Evaluating Nicotine Lozenges for Treatment of Smokeless Tobacco Addiction
Principal Investigator: Jon Ebbert
Abstract: DESCRIPTION (provided by applicant): Nearly 8 million individuals in the United States currently use smokeless tobacco (ST). ST is known to increase the risk for cancer of the mouth and gum, larynx, and salivary gland. Since two-thirds of current ST users report the desire to quit, a need for effective interventions exists. However, pharmacologic and behavior interventions need to be developed as no pharmacotherapies have been shown to significantly increase long-term (>6 months) abstinence rates in ST users. Nicotine lozenges are the newest form of nicotine replacement therapy (NRT). The nicotine lozenge is placed in the mouth and not chewed, allowing for a consistent release and absorption of nicotine through the oral mucosa. The nicotine lozenge has demonstrated efficacy for increasing smoking abstinence rates in cigarette smokers but has not been evaluated in the treatment of ST users in a randomized, placebo-controlled clinical trial. Our long-term objective is to develop and test effective pharmacotherapies that can be used clinically to increase tobacco abstinence rates among ST users. The objective of the current proposal is to evaluate the efficacy of the 4-mg nicotine lozenge provided for 3 months for increasing tobacco abstinence rates in individuals reporting ST as their primary tobacco product. The central hypothesis of this application is that nicotine lozenges are efficacious for increasing the long-term (>6 months) tobacco abstinence rates among ST users. The work will be completed in the setting of a multicenter, randomized, blinded, placebo-controlled clinical trial. We will conduct the work in two sites (Mayo Clinic in Rochester, MN &Oregon Research Institute in Eugene, OR) with a proven track record of ST user recruitment. The primary aim of this application is: 1) To evaluate the efficacy of 12 weeks of 4-mg nicotine lozenges for increasing the prolonged and point prevalent all tobacco abstinence rates at 6 and 12 months compared to placebo lozenges in ST users. The primary hypothesis to be tested is: 12 weeks of 4-mg nicotine lozenges will increase the prolonged and point prevalent all tobacco abstinence rates at 6 and 12 months compared to placebo lozenges in ST users. Relevance: Smokeless tobacco use causes dental disease and cancer of the mouth and throat. No drug therapies have been shown to be effective for helping smokeless tobacco users quit for good. The purpose of this study is to test drugs that can be used to help smokeless tobacco users quit for good.

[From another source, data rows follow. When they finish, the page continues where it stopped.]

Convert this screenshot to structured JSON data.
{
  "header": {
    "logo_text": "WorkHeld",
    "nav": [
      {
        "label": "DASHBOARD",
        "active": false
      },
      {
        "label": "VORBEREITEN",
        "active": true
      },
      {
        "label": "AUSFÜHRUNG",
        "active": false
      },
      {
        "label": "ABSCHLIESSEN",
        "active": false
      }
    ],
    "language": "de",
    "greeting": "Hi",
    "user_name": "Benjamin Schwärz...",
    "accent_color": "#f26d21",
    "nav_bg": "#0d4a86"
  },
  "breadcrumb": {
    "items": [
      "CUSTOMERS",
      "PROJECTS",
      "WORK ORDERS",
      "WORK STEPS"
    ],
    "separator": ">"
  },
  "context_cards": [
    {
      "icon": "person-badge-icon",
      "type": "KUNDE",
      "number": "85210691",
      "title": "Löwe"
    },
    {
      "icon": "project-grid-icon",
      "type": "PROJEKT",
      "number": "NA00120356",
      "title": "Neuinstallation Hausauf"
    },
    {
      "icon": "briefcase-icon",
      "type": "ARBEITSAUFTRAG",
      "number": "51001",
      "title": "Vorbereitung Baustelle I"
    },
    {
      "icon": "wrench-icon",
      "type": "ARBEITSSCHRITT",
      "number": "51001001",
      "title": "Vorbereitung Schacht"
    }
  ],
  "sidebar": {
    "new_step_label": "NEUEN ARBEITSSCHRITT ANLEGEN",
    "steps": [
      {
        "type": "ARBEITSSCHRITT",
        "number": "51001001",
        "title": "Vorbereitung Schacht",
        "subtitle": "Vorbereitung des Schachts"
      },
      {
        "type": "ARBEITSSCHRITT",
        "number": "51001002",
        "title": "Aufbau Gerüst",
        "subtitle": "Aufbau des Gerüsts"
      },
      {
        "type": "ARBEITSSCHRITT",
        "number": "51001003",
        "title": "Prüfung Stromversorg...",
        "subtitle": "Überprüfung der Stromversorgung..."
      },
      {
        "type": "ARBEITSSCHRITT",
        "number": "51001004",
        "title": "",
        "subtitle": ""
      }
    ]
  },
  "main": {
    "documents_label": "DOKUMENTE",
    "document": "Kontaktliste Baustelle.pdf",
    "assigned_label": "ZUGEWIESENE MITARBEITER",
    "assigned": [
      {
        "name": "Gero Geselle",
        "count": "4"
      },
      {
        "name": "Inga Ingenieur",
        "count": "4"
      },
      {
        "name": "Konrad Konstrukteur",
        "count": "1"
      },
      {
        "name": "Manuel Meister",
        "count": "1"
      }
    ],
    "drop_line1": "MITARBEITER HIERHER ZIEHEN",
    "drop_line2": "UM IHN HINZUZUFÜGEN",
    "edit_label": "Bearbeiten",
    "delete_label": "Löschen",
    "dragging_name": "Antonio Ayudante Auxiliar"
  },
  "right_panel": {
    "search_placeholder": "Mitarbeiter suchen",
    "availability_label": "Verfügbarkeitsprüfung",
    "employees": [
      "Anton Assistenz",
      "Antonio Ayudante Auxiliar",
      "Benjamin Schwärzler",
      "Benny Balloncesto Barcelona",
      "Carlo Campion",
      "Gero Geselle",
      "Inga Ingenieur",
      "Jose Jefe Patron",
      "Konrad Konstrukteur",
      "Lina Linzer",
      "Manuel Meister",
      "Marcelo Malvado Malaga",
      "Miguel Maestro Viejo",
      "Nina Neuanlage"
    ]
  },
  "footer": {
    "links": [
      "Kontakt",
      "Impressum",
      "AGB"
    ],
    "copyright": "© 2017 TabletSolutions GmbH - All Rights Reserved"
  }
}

Funding Period: 2006-08-14 - 2010-07-31
more information: NIH RePORT
- Treating tobacco dependence in a medical settingRichard D Hurt
Nicotine Dependence Center, Mayo Clinic, Rochester, MN 55905, USA
CA Cancer J Clin 59:314-26. 2009..The effective treatment of tobacco dependence frequently requires tailoring, and often intensifying, interventions (both counseling and pharmacotherapy) to meet the needs of the individual patient...
- A comparison of three smokeless tobacco dependence measuresJon O Ebbert
Mayo Clinic, 200 First Street Southwest, Rochester, MN 55905, USA
Addict Behav 37:1271-7. 2012..The use of the scales is discussed in terms of clinical usefulness and how each scale might assess differing aspects of tobacco dependence...
- Comparative effectiveness of the nicotine lozenge and tobacco-free snuff for smokeless tobacco reductionJon O Ebbert
Mayo Clinic, 200 First Street SW, Rochester, MN 55905, USA
Addict Behav 38:2140-5. 2013..12%, one-tailed p=.615). The 4-mg nicotine lozenge and the tobacco-free snuff both appear to be effective and comparable for reducing ST use among ST users not ready to quit in the next 30 days...
- A pilot study of mailed nicotine lozenges with assisted self-help for the treatment of smokeless tobacco usersJon O Ebbert
Mayo Clinic College of Medicine, 200 1st Street Southwest, Rochester, MN 55905, USA
Addict Behav 35:522-5. 2010..We conclude that the mailing of nicotine lozenges to ST users is a feasible and safe strategy the efficacy of which needs to be evaluated...
- A randomized clinical trial of nicotine lozenge for smokeless tobacco useJon O Ebbert
Mayo Clinic College of Medicine Rochester, MN 55905, USA
Nicotine Tob Res 11:1415-23. 2009..Smokeless tobacco (ST) use is associated with adverse health consequences, and effective treatments are needed. Pilot data suggest that 4-mg nicotine lozenge decreases tobacco craving and nicotine withdrawal symptoms among ST users...